Healthcare providers frequently interact with people from different backgrounds and cultures and are bound to encounter language barriers when engaging non-English speaking patients. Fortunately, there are ways physicians can overcome this challenge to ensure they provide healthcare services without discrimination.
The U.S. Department of Health and Human Services (through the HHS Office for Civil Rights) mandates healthcare providers to take the necessary measures to ensure that no patient is denied access to healthcare because of the language barrier. They also enforce laws in this regard as well as address cases of patient discrimination.
All in all, the primary responsibility lies on healthcare providers, and here we highlight ways they can overcome language barriers in the course of duty;
Provide access to interpreters
Working with a language service provider can be quite helpful in solving language barrier challenges in healthcare institutions. In California, for example, the Hispanic population is about 39 percent, but only 5 percent of healthcare providers are Hispanic. In such cases, a language service provider can help to ease communication to ensure optimal service delivery.
In cases where a physician partially understands the language and the services being rendered are minor, an over-the-phone translation can help to make communication possible. This goes a long way in preventing miscommunication and hence ensuring that the patient is satisfied with the services they receive.
Understand customer language preferences
Rather than assuming a patient understands the language, ask them about their preferred language of communication even if they are multilingual. Although not obligated by the law, there are effective ways to confirm whether a patient understands you;
• Use language identification cards and let the patient choose the language they are proficient in
• Ask them to repeat treatment and discharge information using their own words
• Let them clarify if they need an interpreter
In the U.S., where the population is diverse, healthcare providers should not take chances when offering services to Limited English Proficient (LEP) patients. Understanding the language preferences of patients does not only guarantee quality service provision, but also ensures you are in compliance with the law.
Avoid using family members as translators
Using family members of patients as interpreters should be avoided at all costs as it often leads to confidentiality issues, not to mention it can result in complications with the law in case something goes wrong. Moreover, they are unfamiliar with medical terminologies, which can lead to mistranslation that can have dangerous consequences.
While here, it is also advisable to avoid using bilingual members of staff who are passively familiar with the language, especially if the information is rather technical.

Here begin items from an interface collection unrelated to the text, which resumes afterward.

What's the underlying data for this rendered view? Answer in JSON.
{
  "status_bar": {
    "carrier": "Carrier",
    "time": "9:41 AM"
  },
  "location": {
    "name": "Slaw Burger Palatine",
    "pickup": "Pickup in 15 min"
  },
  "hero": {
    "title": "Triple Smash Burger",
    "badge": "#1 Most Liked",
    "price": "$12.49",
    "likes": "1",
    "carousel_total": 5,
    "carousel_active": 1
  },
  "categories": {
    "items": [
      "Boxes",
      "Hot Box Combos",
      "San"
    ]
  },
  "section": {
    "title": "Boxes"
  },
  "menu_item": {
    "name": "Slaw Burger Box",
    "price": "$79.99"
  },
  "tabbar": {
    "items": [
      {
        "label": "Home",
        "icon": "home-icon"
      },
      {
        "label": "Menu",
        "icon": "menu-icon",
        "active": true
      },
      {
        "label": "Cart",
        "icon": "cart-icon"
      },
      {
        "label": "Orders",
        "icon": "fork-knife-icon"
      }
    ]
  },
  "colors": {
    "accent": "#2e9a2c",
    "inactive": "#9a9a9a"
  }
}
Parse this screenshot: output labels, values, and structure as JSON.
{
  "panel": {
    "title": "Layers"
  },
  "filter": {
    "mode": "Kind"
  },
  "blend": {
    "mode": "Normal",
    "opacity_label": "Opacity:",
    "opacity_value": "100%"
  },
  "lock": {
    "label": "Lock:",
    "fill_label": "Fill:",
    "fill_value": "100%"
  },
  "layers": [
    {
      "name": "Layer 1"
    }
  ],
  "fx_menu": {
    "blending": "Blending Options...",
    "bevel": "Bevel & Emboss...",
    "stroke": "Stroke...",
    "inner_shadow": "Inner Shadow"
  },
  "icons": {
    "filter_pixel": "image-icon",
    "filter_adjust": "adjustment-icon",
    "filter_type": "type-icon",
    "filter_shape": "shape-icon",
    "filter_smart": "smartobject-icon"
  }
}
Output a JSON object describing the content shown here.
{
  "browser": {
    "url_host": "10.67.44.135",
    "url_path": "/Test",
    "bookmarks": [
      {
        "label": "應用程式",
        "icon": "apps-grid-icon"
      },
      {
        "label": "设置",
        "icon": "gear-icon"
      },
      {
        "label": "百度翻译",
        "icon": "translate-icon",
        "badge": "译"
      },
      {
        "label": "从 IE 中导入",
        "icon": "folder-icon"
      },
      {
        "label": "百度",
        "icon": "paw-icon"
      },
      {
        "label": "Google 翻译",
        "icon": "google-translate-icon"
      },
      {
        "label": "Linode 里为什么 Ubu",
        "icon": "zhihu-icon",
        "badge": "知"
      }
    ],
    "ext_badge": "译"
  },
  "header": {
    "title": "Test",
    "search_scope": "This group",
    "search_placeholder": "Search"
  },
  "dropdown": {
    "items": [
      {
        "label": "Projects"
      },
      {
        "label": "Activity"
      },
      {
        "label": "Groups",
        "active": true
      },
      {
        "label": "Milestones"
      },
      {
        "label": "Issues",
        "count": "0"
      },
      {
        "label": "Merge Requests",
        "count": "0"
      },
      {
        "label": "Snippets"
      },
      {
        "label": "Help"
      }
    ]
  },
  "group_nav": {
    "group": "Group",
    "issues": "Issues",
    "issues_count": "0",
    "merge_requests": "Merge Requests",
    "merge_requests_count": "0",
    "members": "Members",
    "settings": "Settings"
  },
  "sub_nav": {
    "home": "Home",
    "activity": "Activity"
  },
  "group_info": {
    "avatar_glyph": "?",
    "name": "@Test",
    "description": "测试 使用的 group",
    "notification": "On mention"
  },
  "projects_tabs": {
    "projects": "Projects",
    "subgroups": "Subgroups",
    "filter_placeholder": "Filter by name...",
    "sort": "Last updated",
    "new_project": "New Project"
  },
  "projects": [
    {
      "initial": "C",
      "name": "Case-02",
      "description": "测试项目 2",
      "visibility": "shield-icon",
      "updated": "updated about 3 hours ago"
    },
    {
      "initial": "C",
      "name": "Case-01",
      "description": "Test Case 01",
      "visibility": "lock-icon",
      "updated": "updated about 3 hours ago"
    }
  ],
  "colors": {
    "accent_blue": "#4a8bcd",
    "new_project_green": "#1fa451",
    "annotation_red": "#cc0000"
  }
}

However, you can make compromises if the individual has a strong command of the language and is conversant with medical terms.
Determine when video interpreting is appropriate
While face to face interpretation is preferable, there are instances where video interpreting may be the better option. In order for video interpreting to be effective, you should use high-quality video and audio. It is equally important to make sure each speaker has a headset and can be heard clearly to avoid critical information being missed.
Typically, technical information requires detailed explanation; therefore, you have to be extra careful when relying on video interpreting to ensure you capture all the information shared. For small healthcare providers, investing in quality technology can help to facilitate the process of video interpreting.
Provide translated written documents
Healthcare providers should always make sure they have necessary written documents in the language the patient understands. This is especially important for vital documents, which can include:
- forms of consent
- complaint forms
- admission forms
Patients are better able to make sound decisions regarding their health when they are fully informed about every critical step of the services they are receiving.
The U.S. Department of Health and Human Services (HHS) mandates healthcare providers to develop protocols and procedures to facilitate health care for all. Remember, you are liable for any issues that arise from misunderstandings, and this should prompt you to provide the necessary material to enhance healthcare for your patients.
Inform patients of their rights
As a physician, you have an obligation to make sure your patients are fully aware of their rights to a competent interpreter. Many healthcare institutions post signs translated into different languages (based on the languages commonly encountered) in intake areas so that patients can see and act on them accordingly.
For instance, Social Security offers interpretation services in a range of languages on their website as well as in offices. This helps to inform clients of their rights, which is a requisite for ensuring you provide quality services while being in compliance with the law.
Don't just be bilingual, be bicultural
Bridging the language barrier in the healthcare environment is not all about seeking interpreters when they are needed; being familiar with different cultures is essential in understanding how they approach medical problems, which helps you to provide better care. This is integral in supporting doctor-patient interaction as patients can open up on more personal issues they might be dealing with.
Worth noting here is providing a friendly environment in healthcare institutions is not the responsibility of providers alone, but all parties, from the people making appointments to those giving prescriptions. In any case, when a patient feels welcome, they are more confident with services offered and tend to show better compliance to doctor's suggestions and follow-ups.
Healthcare providers have a huge responsibility toward their patients. For this reason, always strive to provide optimal services for the betterment of their health. You can achieve this by providing language access services every time they are needed. Moreover, refrain from charging your LEP patients for providing them with an interpreter. Lastly, always be prompt in addressing the needs of your patients, whether in emergency situations or not.
Overcoming language barriers in healthcare is not an option but rather a necessity. By adopting these practices, you are able to prevent language discrimination, and consequently, prevent disasters associated with miscommunication.